Sleep, Pale Sister - Joanne Harris

This book is a totally different genre to what we know Joanne best for, and so some readers may be shocked to learn that she dabbles in a bit of Gothic ghost stories, or murder, or the Internet. This is the second book she wrote, and while it didn't sell too well initially, I hope it will make a nice comeback soon.

The book blurb reads:
'Henry Chester, a domineering and puritanical Victorian artist, is in search of the perfect model. In nine-year-old Effie he finds her. Ten years later, lovely, childlike and sedated, Effie seems like the idea wife. But something inside is about to awaken. Drawn by her lover, Mose, into a dangerous underworld of intrigue and blackmail, she meets Fanny Miller, the brothel-keeper, and her shadowy daughter, Marta - murdered ten years ago on the day of Henry's weekly visit... And as friendship becomes possession and Henry's secret past is revealed, Effie and Marta plan their revenge together.'

Now, this sounds very interesting to me, but unfortunately the blurb makes the book sound better than it is and gives most of the story to the reader at the same time. I've only quoted it to you because you're bound to read the blurb anyway.

The storyline is pretty interesting, but to me it does take a while for things to get going. The intrigue at the beginning of the novel is really nice though. We get a real sense of Henry as a character. His guilt is palpable, and we only feel sorry for him to begin with, albeit a little weirded out. The story is told well, and is confusing in such a way so that you don't really understand what is going on until she tells you.

The multiple first person narrative can be a bit tricky, but luckily each character has a specific personality so usually you can figure out how it is rather quickly. This is very effective as we really get a sense of how the characters think and feel, and know everything that is going on. Considering this is a story where three main characters are completely oblivious of one fact or another at certain times, I feel that this is a good thing.

I think what Joanne Harris is good at is giving us a perfect sensory experience. At some points, I was truly a little scared. While at others I could perfectly imagine the effects of the drugs that the characters were taking.

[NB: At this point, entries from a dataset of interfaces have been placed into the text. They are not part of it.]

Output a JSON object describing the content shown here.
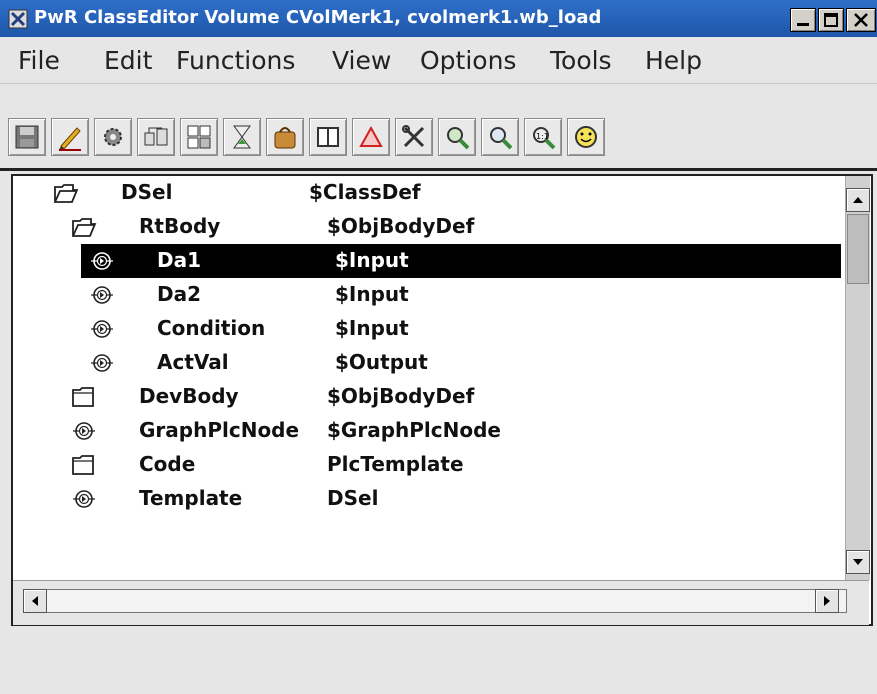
{
  "window": {
    "title": "PwR ClassEditor Volume CVolMerk1, cvolmerk1.wb_load",
    "title_color": "#1e56aa"
  },
  "menu": [
    "File",
    "Edit",
    "Functions",
    "View",
    "Options",
    "Tools",
    "Help"
  ],
  "toolbar": {
    "icons": [
      "save-icon",
      "edit-pencil-icon",
      "gear-icon",
      "hierarchy-icon",
      "diagram-icon",
      "hourglass-icon",
      "package-icon",
      "book-icon",
      "warning-triangle-icon",
      "tools-icon",
      "zoom-in-icon",
      "zoom-out-icon",
      "zoom-reset-icon",
      "smiley-icon"
    ]
  },
  "tree": {
    "rows": [
      {
        "name": "DSel",
        "class": "$ClassDef",
        "icon": "folder-open-icon",
        "selected": false
      },
      {
        "name": "RtBody",
        "class": "$ObjBodyDef",
        "icon": "folder-open-icon",
        "selected": false
      },
      {
        "name": "Da1",
        "class": "$Input",
        "icon": "attribute-icon",
        "selected": true
      },
      {
        "name": "Da2",
        "class": "$Input",
        "icon": "attribute-icon",
        "selected": false
      },
      {
        "name": "Condition",
        "class": "$Input",
        "icon": "attribute-icon",
        "selected": false
      },
      {
        "name": "ActVal",
        "class": "$Output",
        "icon": "attribute-icon",
        "selected": false
      },
      {
        "name": "DevBody",
        "class": "$ObjBodyDef",
        "icon": "folder-closed-icon",
        "selected": false
      },
      {
        "name": "GraphPlcNode",
        "class": "$GraphPlcNode",
        "icon": "attribute-icon",
        "selected": false
      },
      {
        "name": "Code",
        "class": "PlcTemplate",
        "icon": "folder-closed-icon",
        "selected": false
      },
      {
        "name": "Template",
        "class": "DSel",
        "icon": "attribute-icon",
        "selected": false
      }
    ]
  }
}
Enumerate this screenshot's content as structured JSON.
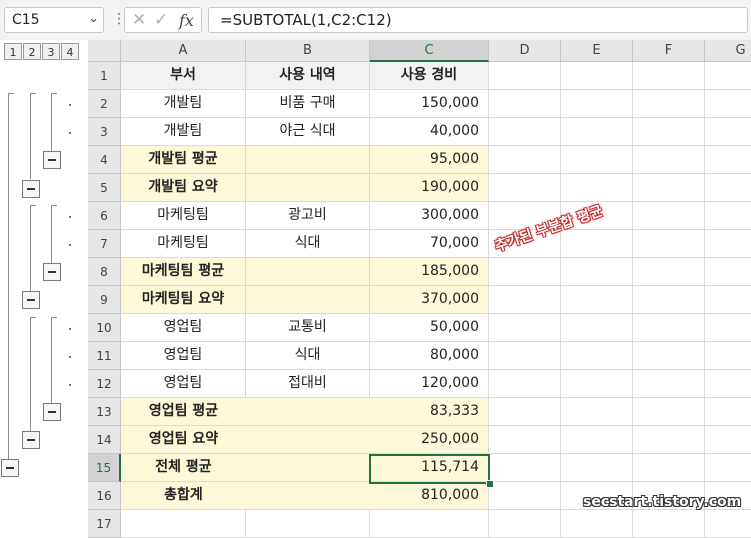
{
  "formula_bar": {
    "name_box": "C15",
    "formula": "=SUBTOTAL(1,C2:C12)",
    "fx_label": "fx"
  },
  "outline_levels": [
    "1",
    "2",
    "3",
    "4"
  ],
  "columns": [
    "A",
    "B",
    "C",
    "D",
    "E",
    "F",
    "G"
  ],
  "selected_column": "C",
  "selected_row": "15",
  "rows": [
    {
      "num": "1",
      "a": "부서",
      "b": "사용 내역",
      "c": "사용 경비",
      "style": "header"
    },
    {
      "num": "2",
      "a": "개발팀",
      "b": "비품 구매",
      "c": "150,000",
      "style": "data"
    },
    {
      "num": "3",
      "a": "개발팀",
      "b": "야근 식대",
      "c": "40,000",
      "style": "data"
    },
    {
      "num": "4",
      "a": "개발팀 평균",
      "b": "",
      "c": "95,000",
      "style": "sub"
    },
    {
      "num": "5",
      "a": "개발팀 요약",
      "b": "",
      "c": "190,000",
      "style": "sub"
    },
    {
      "num": "6",
      "a": "마케팅팀",
      "b": "광고비",
      "c": "300,000",
      "style": "data"
    },
    {
      "num": "7",
      "a": "마케팅팀",
      "b": "식대",
      "c": "70,000",
      "style": "data"
    },
    {
      "num": "8",
      "a": "마케팅팀 평균",
      "b": "",
      "c": "185,000",
      "style": "sub"
    },
    {
      "num": "9",
      "a": "마케팅팀 요약",
      "b": "",
      "c": "370,000",
      "style": "sub"
    },
    {
      "num": "10",
      "a": "영업팀",
      "b": "교통비",
      "c": "50,000",
      "style": "data"
    },
    {
      "num": "11",
      "a": "영업팀",
      "b": "식대",
      "c": "80,000",
      "style": "data"
    },
    {
      "num": "12",
      "a": "영업팀",
      "b": "접대비",
      "c": "120,000",
      "style": "data"
    },
    {
      "num": "13",
      "a": "영업팀 평균",
      "b": "",
      "c": "83,333",
      "style": "sub2"
    },
    {
      "num": "14",
      "a": "영업팀 요약",
      "b": "",
      "c": "250,000",
      "style": "sub2"
    },
    {
      "num": "15",
      "a": "전체 평균",
      "b": "",
      "c": "115,714",
      "style": "sub2"
    },
    {
      "num": "16",
      "a": "총합계",
      "b": "",
      "c": "810,000",
      "style": "sub2"
    },
    {
      "num": "17",
      "a": "",
      "b": "",
      "c": "",
      "style": "empty"
    }
  ],
  "annotation": "추가된 부분합 평균",
  "watermark": "secstart.tistory.com",
  "colors": {
    "accent": "#217346",
    "subtotal_fill": "#fdf9d9",
    "header_fill": "#f2f2f2",
    "annotation": "#c0282a"
  }
}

Overall, the book is a good read, but not up to scratch with her usual work. I'd give it the benefit on the doubt, though, as it was only her second book.

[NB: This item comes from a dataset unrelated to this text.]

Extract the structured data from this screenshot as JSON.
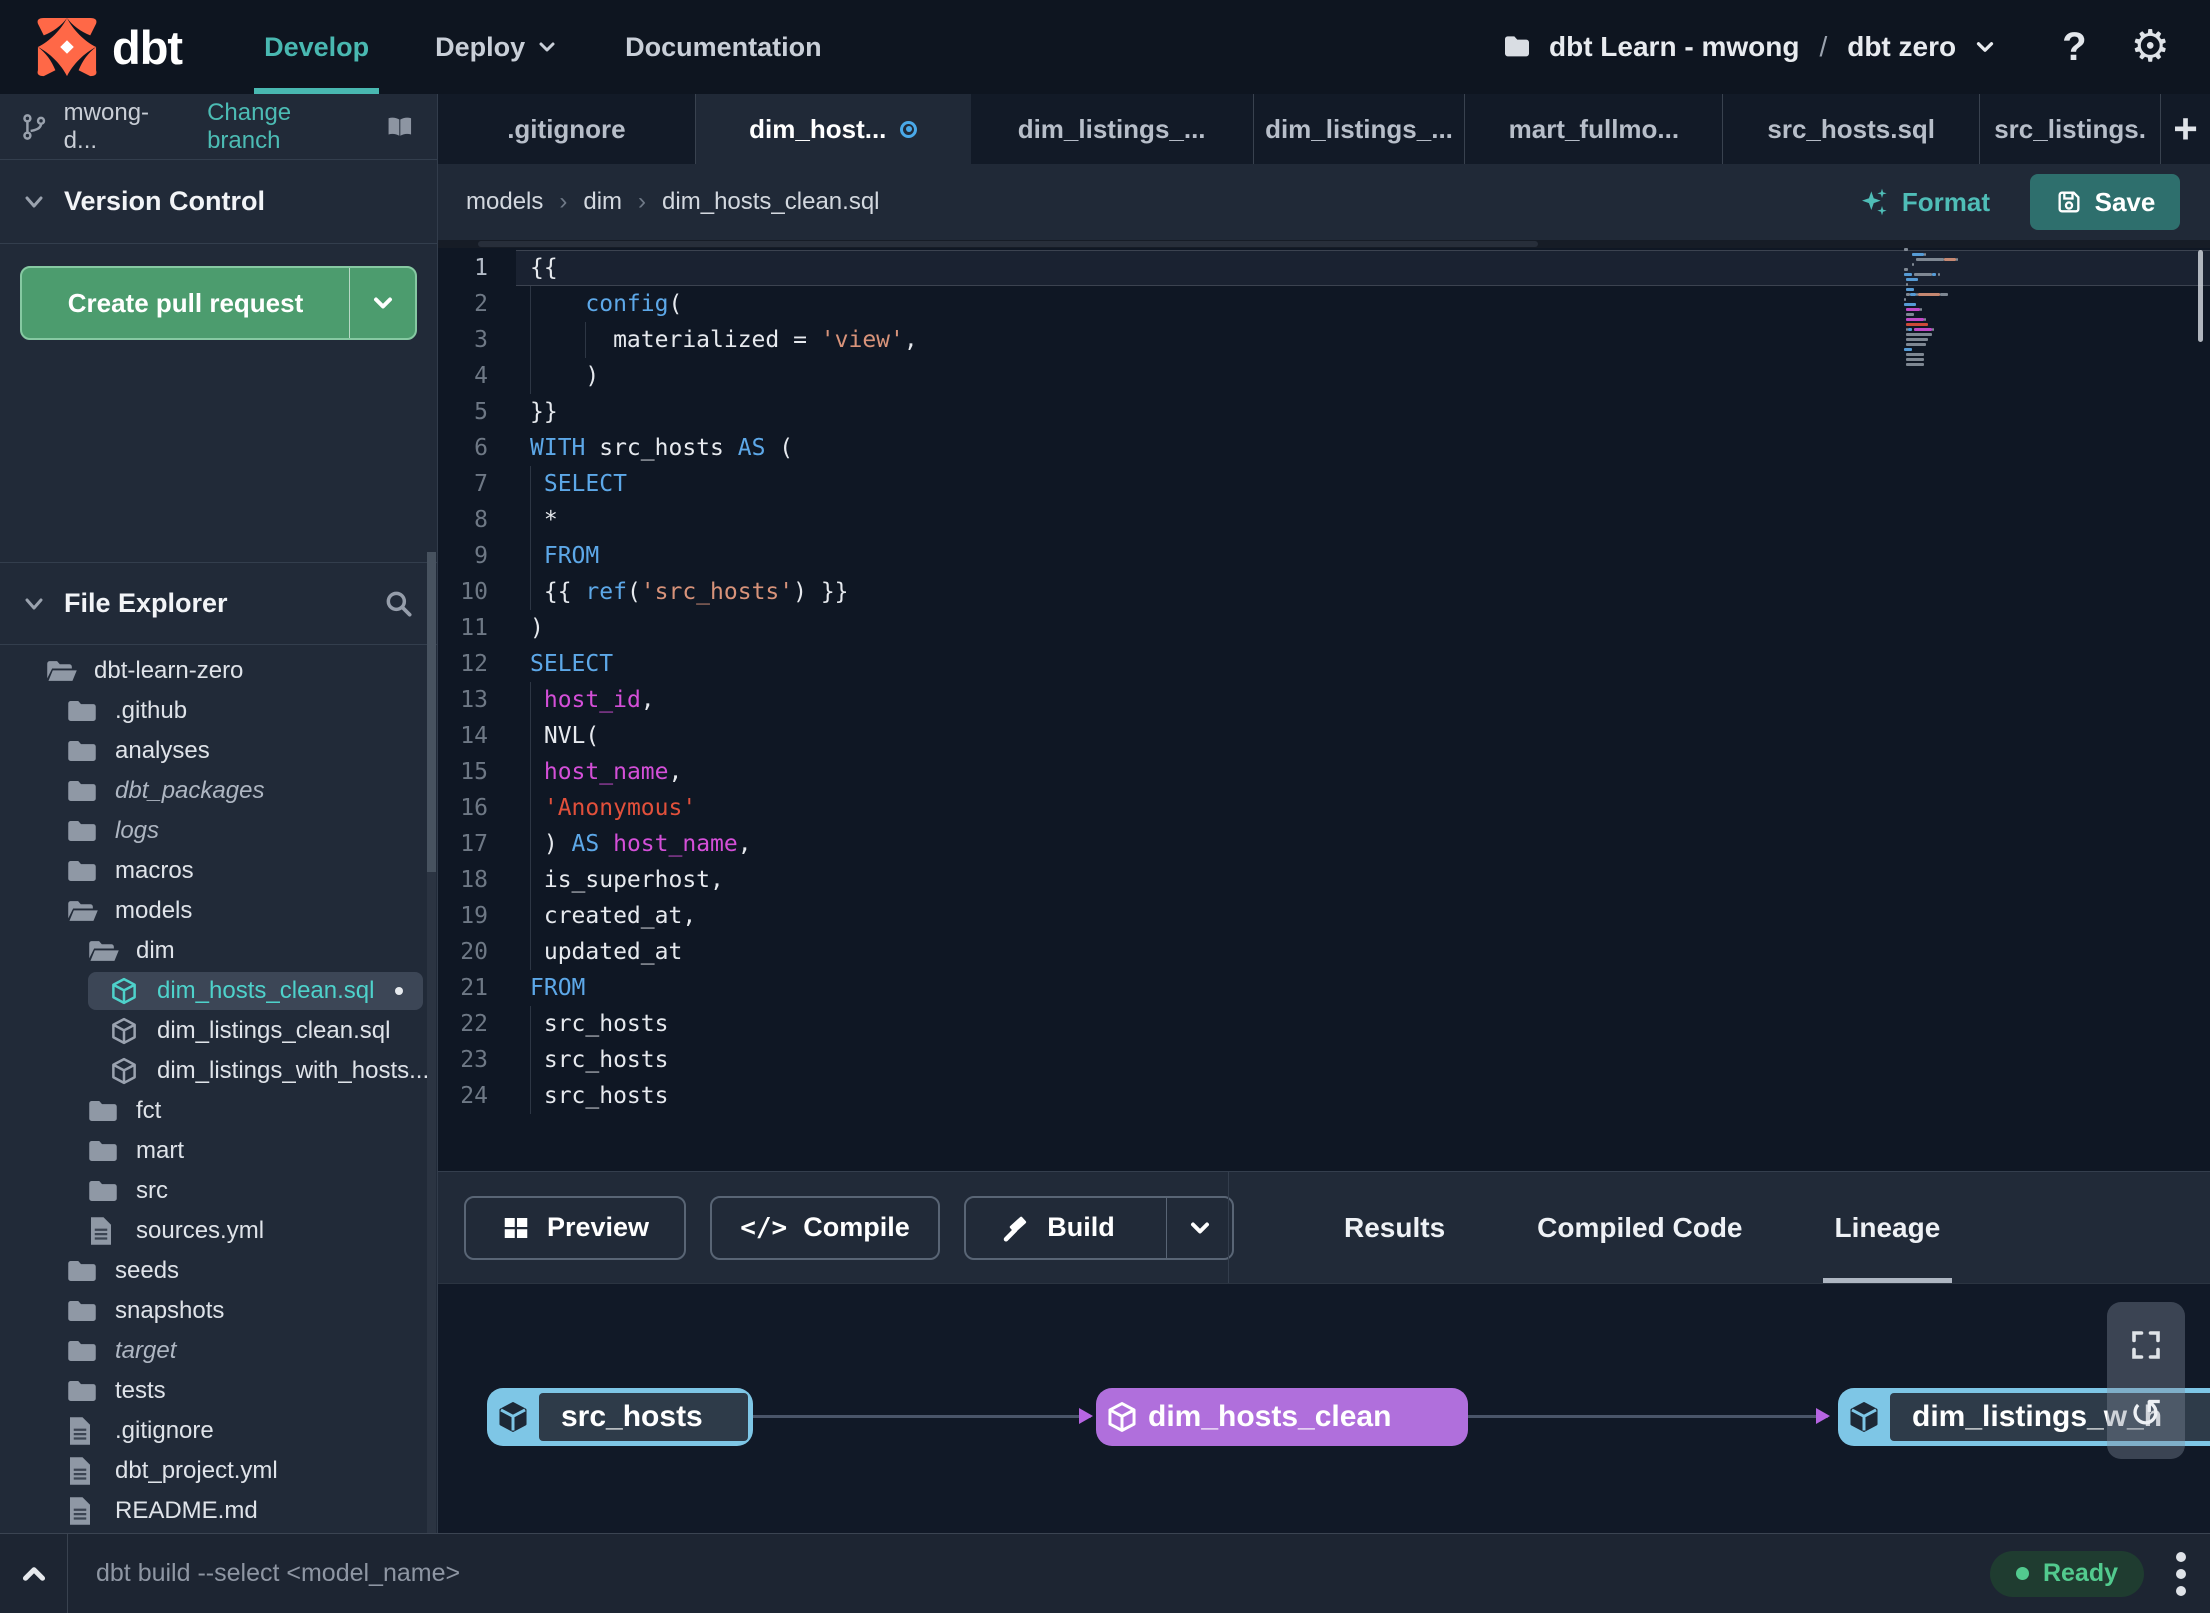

Despite the fact that she is my favourite author, it's a 5 out of 10 from me.